At one point, he wrote: ‘My fragile connection with the world of polite society has, without a doubt, been severed. My attire would rank me among the worst-dressed Tijuana panhandlers. My hygiene is no better. Yesterday, for the first time, I urinated in public, in broad daylight.’
Despite this admission, he still had funds available and reportedly lived surrounded by young women and protected by armed bodyguards.
His home was raided in 2012 by the Belize Police Gang Suppression Unit because he was suspected of cooking meth, but no drugs were found and he was never charged.
McAfee believes the raid was part of a conspiracy to ‘destroy him’ because he refused to be extorted by the Belize government.
He went on to become an international fugitive later in 2012, fleeing from Belize police after being suspected of murdering of his neighbour.
Turning to politics
After a brief stint in Guatemala, McAfee was deported back to the US.
The night he returned, he was solicited by a prostitute named Janice Dyson.
The two spent the night together and, despite her being 30 years his junior, they began a relationship and were married in 2013.
While back in the States, McAfee decided to try and run for president. Twice.
He ran as a representative for the Libertarian party in 2016 and 2020 – and achieved its best ever result.
Following the forays into politics, McAfee announced that he thought taxes were illegal. He said in 2019 that he hadn’t filed with the IRS since 2010.
McAfee fled his home in Tennessee with his wife Janice, 38, in January 2019.
He escaped on a ‘Freedom Boat’ around the Caribbean and dodged a $25million wrongful death lawsuit judgement in the murder of his American neighbor in Belize. McAfee was never charged in Gregory Viant Faull’s murder.
Buying into Bitcoin
At around this time, he became heavily involved with the cryptocurrency community.
Posting regularly on social media about Bitcoin, McAfee started to make appearances and give speaking engagements on the digital cryptocurrency.
He even claimed he knew the identity of Satoshi Nakamoto, the shadowy creator of Bitcoin.
Arrest and death
In August 2020 he was arrested in Norway. He happened to be wearing a thong as a face mask at the time. McAfee added he had got into a ‘tussle’ with officers and was ‘roughed up’ by them.
Just two months later on October 5, 2020, McAfee was arrested in Spain at the request of the U.S. Department of Justice for tax evasion.
The Spanish High Court earlier on Wednesday had agreed to extradite McAfee, who in October got a 10-count indictment in the Western District of Tennessee for allegedly evading taxes on millions of dollars he earned through speaking engagements and documentary and consulting work.
McAfee avoided paying taxes on his income from 2014 to 2018, federal investigators said. The tax-related criminal charges carried a sentence of up to 30 years in prison.

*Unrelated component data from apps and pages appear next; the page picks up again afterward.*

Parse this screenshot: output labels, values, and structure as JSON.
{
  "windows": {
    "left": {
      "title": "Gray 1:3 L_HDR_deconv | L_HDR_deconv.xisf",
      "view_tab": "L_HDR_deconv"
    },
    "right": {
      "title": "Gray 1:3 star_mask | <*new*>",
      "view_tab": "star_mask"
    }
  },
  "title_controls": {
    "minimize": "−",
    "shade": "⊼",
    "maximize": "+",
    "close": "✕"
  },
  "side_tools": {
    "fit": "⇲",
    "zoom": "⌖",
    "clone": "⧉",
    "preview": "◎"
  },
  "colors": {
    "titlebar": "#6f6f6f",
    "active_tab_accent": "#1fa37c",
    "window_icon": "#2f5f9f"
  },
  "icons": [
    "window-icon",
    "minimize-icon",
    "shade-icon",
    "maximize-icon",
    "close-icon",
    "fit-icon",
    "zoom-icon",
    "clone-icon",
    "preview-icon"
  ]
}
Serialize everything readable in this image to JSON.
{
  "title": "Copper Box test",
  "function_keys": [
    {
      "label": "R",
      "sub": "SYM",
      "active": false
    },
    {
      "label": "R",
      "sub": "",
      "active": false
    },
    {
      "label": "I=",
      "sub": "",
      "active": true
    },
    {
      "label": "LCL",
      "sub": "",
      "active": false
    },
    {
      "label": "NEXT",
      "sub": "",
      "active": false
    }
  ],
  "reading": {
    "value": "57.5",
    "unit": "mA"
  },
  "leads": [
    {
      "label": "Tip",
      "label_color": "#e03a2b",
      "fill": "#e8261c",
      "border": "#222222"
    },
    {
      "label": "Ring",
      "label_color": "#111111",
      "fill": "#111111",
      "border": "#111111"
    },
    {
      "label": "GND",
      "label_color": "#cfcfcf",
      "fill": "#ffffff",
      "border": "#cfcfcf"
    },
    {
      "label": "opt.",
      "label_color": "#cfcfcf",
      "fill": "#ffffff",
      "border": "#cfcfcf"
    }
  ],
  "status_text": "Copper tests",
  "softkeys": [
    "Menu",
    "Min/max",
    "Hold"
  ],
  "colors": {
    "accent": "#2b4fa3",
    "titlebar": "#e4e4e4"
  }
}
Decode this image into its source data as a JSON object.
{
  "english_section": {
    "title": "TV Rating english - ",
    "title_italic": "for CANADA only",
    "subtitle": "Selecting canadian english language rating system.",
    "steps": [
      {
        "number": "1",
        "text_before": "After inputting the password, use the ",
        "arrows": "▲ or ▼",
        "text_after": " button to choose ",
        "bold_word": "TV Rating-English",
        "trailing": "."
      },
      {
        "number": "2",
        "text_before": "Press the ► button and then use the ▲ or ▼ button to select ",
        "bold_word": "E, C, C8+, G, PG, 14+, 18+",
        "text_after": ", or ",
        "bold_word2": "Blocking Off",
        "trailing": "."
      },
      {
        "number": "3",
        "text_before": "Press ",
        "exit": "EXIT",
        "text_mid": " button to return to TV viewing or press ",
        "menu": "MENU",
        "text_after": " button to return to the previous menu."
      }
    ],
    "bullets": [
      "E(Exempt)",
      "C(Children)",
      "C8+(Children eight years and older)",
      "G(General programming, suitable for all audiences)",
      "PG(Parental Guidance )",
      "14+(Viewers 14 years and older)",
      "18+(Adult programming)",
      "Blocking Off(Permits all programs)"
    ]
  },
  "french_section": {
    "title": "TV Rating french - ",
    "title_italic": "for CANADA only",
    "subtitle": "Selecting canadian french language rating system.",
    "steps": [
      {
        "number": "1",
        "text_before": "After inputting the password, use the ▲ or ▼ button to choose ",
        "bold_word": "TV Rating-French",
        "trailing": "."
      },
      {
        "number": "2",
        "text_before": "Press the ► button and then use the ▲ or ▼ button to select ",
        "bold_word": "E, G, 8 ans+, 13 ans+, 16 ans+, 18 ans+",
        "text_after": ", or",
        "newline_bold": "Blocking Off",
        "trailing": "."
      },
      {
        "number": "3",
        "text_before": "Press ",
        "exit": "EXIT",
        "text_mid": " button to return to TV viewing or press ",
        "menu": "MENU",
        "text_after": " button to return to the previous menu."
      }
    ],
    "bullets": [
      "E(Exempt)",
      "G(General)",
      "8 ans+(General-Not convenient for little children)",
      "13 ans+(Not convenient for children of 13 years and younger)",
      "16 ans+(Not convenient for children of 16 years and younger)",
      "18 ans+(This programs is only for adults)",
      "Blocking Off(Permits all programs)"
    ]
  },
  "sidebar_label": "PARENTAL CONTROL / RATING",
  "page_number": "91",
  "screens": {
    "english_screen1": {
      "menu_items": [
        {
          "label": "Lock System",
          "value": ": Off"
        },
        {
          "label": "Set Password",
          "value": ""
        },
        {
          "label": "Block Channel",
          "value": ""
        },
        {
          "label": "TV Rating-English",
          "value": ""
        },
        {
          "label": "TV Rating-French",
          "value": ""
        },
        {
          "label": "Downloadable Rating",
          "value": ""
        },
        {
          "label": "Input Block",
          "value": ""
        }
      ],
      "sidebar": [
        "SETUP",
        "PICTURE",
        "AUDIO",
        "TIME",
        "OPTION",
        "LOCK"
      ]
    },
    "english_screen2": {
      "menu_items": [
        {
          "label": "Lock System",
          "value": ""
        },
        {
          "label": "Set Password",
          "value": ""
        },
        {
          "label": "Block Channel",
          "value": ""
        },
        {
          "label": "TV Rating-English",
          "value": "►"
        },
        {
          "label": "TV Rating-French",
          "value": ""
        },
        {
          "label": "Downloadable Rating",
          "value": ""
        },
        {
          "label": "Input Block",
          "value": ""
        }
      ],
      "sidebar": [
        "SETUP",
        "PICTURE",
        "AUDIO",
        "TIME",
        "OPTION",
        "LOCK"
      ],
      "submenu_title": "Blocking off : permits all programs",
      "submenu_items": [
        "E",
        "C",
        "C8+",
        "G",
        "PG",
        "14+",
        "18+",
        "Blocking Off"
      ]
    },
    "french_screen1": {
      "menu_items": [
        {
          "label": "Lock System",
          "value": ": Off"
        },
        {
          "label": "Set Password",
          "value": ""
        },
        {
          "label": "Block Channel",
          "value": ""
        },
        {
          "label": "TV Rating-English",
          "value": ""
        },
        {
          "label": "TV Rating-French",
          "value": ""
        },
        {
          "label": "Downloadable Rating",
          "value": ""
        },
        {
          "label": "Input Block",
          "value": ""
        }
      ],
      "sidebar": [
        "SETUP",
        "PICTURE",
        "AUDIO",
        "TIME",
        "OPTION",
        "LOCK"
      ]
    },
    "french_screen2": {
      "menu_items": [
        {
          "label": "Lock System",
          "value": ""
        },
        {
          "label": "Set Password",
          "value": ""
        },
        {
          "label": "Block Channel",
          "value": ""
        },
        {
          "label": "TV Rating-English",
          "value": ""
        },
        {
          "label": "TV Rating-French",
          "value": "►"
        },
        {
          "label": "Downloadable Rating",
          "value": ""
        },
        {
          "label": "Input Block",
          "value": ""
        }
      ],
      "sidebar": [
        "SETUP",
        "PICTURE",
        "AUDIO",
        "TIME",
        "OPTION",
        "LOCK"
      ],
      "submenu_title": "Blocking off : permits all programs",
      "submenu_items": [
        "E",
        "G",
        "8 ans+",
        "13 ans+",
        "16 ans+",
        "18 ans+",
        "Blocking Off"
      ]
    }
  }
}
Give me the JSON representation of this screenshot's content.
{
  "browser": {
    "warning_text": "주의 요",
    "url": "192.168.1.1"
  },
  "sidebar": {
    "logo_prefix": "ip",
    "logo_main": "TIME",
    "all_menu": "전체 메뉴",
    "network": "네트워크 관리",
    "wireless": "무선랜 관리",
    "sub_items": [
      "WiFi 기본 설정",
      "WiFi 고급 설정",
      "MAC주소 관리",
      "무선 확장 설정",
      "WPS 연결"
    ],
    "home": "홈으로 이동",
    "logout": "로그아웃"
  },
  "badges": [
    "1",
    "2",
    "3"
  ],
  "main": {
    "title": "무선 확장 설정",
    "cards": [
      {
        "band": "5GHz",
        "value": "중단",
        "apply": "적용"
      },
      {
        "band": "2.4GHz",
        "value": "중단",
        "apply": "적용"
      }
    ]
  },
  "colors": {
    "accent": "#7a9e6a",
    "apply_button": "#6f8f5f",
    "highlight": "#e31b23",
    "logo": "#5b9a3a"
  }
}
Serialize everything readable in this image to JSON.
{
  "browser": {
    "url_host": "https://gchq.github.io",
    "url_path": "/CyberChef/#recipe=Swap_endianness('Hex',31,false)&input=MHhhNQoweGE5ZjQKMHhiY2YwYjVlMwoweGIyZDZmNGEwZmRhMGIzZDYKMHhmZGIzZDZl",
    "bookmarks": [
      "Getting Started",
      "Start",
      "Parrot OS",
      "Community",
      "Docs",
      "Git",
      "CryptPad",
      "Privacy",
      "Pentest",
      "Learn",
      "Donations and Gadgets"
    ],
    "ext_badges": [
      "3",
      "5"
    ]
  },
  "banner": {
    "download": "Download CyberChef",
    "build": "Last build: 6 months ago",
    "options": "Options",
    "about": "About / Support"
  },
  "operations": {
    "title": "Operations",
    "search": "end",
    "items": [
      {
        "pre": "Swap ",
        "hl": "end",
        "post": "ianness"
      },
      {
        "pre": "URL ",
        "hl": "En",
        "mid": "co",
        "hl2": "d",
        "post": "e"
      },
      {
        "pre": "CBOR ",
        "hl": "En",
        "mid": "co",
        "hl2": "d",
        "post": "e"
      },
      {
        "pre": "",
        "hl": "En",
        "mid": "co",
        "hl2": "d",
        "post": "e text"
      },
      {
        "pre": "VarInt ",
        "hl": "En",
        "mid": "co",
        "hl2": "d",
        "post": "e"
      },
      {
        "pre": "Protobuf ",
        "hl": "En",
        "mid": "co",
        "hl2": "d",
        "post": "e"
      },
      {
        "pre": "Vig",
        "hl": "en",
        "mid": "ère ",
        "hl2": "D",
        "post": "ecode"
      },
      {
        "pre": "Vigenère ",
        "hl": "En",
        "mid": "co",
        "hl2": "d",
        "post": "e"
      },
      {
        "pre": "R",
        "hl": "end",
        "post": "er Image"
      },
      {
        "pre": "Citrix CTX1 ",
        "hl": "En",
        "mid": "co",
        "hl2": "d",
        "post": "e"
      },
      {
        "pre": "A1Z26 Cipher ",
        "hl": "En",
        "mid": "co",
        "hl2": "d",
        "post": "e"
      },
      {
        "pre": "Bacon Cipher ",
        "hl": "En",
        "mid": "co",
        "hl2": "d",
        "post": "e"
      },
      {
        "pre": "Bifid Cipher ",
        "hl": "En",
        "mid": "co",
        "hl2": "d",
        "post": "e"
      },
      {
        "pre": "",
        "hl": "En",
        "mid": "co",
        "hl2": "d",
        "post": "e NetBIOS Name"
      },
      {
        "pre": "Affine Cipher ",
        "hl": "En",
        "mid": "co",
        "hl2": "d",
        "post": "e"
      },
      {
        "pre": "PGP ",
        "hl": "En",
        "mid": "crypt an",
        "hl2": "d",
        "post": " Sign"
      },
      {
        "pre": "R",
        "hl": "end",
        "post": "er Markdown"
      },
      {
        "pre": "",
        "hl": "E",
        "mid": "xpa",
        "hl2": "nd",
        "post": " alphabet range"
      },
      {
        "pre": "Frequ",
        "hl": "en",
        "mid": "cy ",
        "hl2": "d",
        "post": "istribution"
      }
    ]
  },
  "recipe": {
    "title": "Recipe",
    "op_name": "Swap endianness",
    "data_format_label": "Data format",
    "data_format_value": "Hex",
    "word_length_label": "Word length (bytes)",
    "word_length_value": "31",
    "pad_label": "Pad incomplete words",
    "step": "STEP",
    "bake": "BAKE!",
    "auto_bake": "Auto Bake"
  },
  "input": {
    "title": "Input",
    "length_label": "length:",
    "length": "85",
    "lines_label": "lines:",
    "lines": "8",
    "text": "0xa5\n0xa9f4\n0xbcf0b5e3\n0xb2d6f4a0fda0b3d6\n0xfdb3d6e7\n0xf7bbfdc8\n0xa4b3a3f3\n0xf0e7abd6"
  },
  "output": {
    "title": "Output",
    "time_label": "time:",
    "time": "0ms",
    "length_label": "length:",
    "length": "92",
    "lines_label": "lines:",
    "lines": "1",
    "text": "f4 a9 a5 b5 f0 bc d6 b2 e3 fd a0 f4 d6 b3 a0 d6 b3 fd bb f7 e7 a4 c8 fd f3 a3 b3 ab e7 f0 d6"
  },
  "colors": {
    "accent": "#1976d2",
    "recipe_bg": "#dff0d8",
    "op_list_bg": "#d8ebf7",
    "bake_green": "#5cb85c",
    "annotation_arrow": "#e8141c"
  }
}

Then in March 2021, McAfee was hit with a separate indictment in Manhattan federal court for an alleged cryptocurrencies scheme he pushed on social media. McAfee and an accomplice are accused of defrauding bitcoin investors out of about $13million in two schemes.
In one of those schemes, according to prosecutors, they allegedly bought massive amounts of ‘alt-coin’ and tweeted about it to inflate the price, then sold it off to gain $2million in profit.
In an extradition hearing earlier in June, McAfee called the federal tax evasion charges politically motivated.
Finally, the man who once vowed never to take his own life has been found dead in a Spanish jail cell.
Everything points to suicide,’ El Pais stated and cited Spanish justice department officials. Another newspaper in Spain, El Mundo, also reported McAfee’s death by the same manner.
Police are investigating his death.